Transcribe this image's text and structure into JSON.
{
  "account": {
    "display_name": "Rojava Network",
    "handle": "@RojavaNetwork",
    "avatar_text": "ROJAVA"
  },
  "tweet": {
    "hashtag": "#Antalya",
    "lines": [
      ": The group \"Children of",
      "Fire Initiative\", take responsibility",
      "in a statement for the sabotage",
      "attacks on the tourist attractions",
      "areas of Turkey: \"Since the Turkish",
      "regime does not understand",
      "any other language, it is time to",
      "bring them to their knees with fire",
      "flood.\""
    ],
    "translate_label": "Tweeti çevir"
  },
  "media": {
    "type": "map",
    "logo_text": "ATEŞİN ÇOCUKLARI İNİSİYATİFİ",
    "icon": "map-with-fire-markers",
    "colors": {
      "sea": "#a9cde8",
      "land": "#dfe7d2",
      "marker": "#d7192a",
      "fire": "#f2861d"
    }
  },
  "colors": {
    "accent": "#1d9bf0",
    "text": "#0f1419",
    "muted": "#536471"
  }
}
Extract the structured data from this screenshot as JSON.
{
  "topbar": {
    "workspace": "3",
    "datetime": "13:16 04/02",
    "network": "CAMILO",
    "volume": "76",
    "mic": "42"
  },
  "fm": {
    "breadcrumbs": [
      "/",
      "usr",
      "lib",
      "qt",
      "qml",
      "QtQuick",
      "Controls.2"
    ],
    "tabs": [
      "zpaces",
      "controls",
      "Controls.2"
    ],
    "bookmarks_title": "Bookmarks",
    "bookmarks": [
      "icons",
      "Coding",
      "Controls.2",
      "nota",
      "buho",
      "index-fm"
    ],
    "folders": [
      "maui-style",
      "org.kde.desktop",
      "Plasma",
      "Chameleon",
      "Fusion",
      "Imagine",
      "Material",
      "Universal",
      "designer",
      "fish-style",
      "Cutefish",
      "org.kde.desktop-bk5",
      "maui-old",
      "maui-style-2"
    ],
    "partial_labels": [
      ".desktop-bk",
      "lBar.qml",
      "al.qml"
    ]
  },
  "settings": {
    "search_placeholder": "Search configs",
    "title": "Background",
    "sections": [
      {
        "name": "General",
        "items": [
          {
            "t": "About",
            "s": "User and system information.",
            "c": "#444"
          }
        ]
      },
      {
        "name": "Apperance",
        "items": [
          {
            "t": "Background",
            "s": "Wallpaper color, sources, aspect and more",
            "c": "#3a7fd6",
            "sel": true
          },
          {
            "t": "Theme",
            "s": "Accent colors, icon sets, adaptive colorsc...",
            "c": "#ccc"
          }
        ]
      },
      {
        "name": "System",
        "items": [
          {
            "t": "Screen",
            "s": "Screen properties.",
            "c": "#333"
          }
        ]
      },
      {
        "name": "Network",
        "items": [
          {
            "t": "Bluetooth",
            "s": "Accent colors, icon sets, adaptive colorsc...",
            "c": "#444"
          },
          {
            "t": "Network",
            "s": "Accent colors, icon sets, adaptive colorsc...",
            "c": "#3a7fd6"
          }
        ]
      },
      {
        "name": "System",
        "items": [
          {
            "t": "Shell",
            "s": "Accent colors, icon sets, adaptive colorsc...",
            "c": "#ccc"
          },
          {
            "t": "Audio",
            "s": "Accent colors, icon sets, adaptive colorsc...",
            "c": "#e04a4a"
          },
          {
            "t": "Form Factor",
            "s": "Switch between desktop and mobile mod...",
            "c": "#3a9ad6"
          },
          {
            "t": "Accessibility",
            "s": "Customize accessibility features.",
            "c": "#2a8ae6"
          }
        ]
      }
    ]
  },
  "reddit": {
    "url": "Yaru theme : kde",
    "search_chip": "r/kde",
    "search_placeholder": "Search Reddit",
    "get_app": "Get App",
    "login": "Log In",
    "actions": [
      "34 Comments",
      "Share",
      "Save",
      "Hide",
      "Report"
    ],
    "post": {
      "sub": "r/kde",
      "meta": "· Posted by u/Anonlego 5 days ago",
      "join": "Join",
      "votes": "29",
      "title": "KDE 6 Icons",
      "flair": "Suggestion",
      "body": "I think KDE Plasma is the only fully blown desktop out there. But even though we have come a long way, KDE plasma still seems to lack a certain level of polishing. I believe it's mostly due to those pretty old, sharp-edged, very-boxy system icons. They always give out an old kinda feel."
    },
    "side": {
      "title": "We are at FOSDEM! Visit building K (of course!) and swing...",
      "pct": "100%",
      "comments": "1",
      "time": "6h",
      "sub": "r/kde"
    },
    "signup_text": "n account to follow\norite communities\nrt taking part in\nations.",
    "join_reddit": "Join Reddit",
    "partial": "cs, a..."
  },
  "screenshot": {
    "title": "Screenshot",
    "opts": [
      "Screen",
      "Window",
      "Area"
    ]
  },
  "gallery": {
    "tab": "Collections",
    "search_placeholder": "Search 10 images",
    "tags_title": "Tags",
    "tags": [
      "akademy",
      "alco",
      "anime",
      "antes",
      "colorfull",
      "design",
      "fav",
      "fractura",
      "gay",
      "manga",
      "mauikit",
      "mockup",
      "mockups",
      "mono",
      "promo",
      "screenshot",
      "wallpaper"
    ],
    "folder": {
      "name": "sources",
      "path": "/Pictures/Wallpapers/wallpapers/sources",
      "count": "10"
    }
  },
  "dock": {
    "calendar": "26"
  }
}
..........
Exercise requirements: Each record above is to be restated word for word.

Exercise answer:
Transcribe this image's text and structure into JSON.
{
  "account": {
    "display_name": "Rojava Network",
    "handle": "@RojavaNetwork",
    "avatar_text": "ROJAVA"
  },
  "tweet": {
    "hashtag": "#Antalya",
    "lines": [
      ": The group \"Children of",
      "Fire Initiative\", take responsibility",
      "in a statement for the sabotage",
      "attacks on the tourist attractions",
      "areas of Turkey: \"Since the Turkish",
      "regime does not understand",
      "any other language, it is time to",
      "bring them to their knees with fire",
      "flood.\""
    ],
    "translate_label": "Tweeti çevir"
  },
  "media": {
    "type": "map",
    "logo_text": "ATEŞİN ÇOCUKLARI İNİSİYATİFİ",
    "icon": "map-with-fire-markers",
    "colors": {
      "sea": "#a9cde8",
      "land": "#dfe7d2",
      "marker": "#d7192a",
      "fire": "#f2861d"
    }
  },
  "colors": {
    "accent": "#1d9bf0",
    "text": "#0f1419",
    "muted": "#536471"
  }
}
Extract the structured data from this screenshot as JSON.
{
  "topbar": {
    "workspace": "3",
    "datetime": "13:16 04/02",
    "network": "CAMILO",
    "volume": "76",
    "mic": "42"
  },
  "fm": {
    "breadcrumbs": [
      "/",
      "usr",
      "lib",
      "qt",
      "qml",
      "QtQuick",
      "Controls.2"
    ],
    "tabs": [
      "zpaces",
      "controls",
      "Controls.2"
    ],
    "bookmarks_title": "Bookmarks",
    "bookmarks": [
      "icons",
      "Coding",
      "Controls.2",
      "nota",
      "buho",
      "index-fm"
    ],
    "folders": [
      "maui-style",
      "org.kde.desktop",
      "Plasma",
      "Chameleon",
      "Fusion",
      "Imagine",
      "Material",
      "Universal",
      "designer",
      "fish-style",
      "Cutefish",
      "org.kde.desktop-bk5",
      "maui-old",
      "maui-style-2"
    ],
    "partial_labels": [
      ".desktop-bk",
      "lBar.qml",
      "al.qml"
    ]
  },
  "settings": {
    "search_placeholder": "Search configs",
    "title": "Background",
    "sections": [
      {
        "name": "General",
        "items": [
          {
            "t": "About",
            "s": "User and system information.",
            "c": "#444"
          }
        ]
      },
      {
        "name": "Apperance",
        "items": [
          {
            "t": "Background",
            "s": "Wallpaper color, sources, aspect and more",
            "c": "#3a7fd6",
            "sel": true
          },
          {
            "t": "Theme",
            "s": "Accent colors, icon sets, adaptive colorsc...",
            "c": "#ccc"
          }
        ]
      },
      {
        "name": "System",
        "items": [
          {
            "t": "Screen",
            "s": "Screen properties.",
            "c": "#333"
          }
        ]
      },
      {
        "name": "Network",
        "items": [
          {
            "t": "Bluetooth",
            "s": "Accent colors, icon sets, adaptive colorsc...",
            "c": "#444"
          },
          {
            "t": "Network",
            "s": "Accent colors, icon sets, adaptive colorsc...",
            "c": "#3a7fd6"
          }
        ]
      },
      {
        "name": "System",
        "items": [
          {
            "t": "Shell",
            "s": "Accent colors, icon sets, adaptive colorsc...",
            "c": "#ccc"
          },
          {
            "t": "Audio",
            "s": "Accent colors, icon sets, adaptive colorsc...",
            "c": "#e04a4a"
          },
          {
            "t": "Form Factor",
            "s": "Switch between desktop and mobile mod...",
            "c": "#3a9ad6"
          },
          {
            "t": "Accessibility",
            "s": "Customize accessibility features.",
            "c": "#2a8ae6"
          }
        ]
      }
    ]
  },
  "reddit": {
    "url": "Yaru theme : kde",
    "search_chip": "r/kde",
    "search_placeholder": "Search Reddit",
    "get_app": "Get App",
    "login": "Log In",
    "actions": [
      "34 Comments",
      "Share",
      "Save",
      "Hide",
      "Report"
    ],
    "post": {
      "sub": "r/kde",
      "meta": "· Posted by u/Anonlego 5 days ago",
      "join": "Join",
      "votes": "29",
      "title": "KDE 6 Icons",
      "flair": "Suggestion",
      "body": "I think KDE Plasma is the only fully blown desktop out there. But even though we have come a long way, KDE plasma still seems to lack a certain level of polishing. I believe it's mostly due to those pretty old, sharp-edged, very-boxy system icons. They always give out an old kinda feel."
    },
    "side": {
      "title": "We are at FOSDEM! Visit building K (of course!) and swing...",
      "pct": "100%",
      "comments": "1",
      "time": "6h",
      "sub": "r/kde"
    },
    "signup_text": "n account to follow\norite communities\nrt taking part in\nations.",
    "join_reddit": "Join Reddit",
    "partial": "cs, a..."
  },
  "screenshot": {
    "title": "Screenshot",
    "opts": [
      "Screen",
      "Window",
      "Area"
    ]
  },
  "gallery": {
    "tab": "Collections",
    "search_placeholder": "Search 10 images",
    "tags_title": "Tags",
    "tags": [
      "akademy",
      "alco",
      "anime",
      "antes",
      "colorfull",
      "design",
      "fav",
      "fractura",
      "gay",
      "manga",
      "mauikit",
      "mockup",
      "mockups",
      "mono",
      "promo",
      "screenshot",
      "wallpaper"
    ],
    "folder": {
      "name": "sources",
      "path": "/Pictures/Wallpapers/wallpapers/sources",
      "count": "10"
    }
  },
  "dock": {
    "calendar": "26"
  }
}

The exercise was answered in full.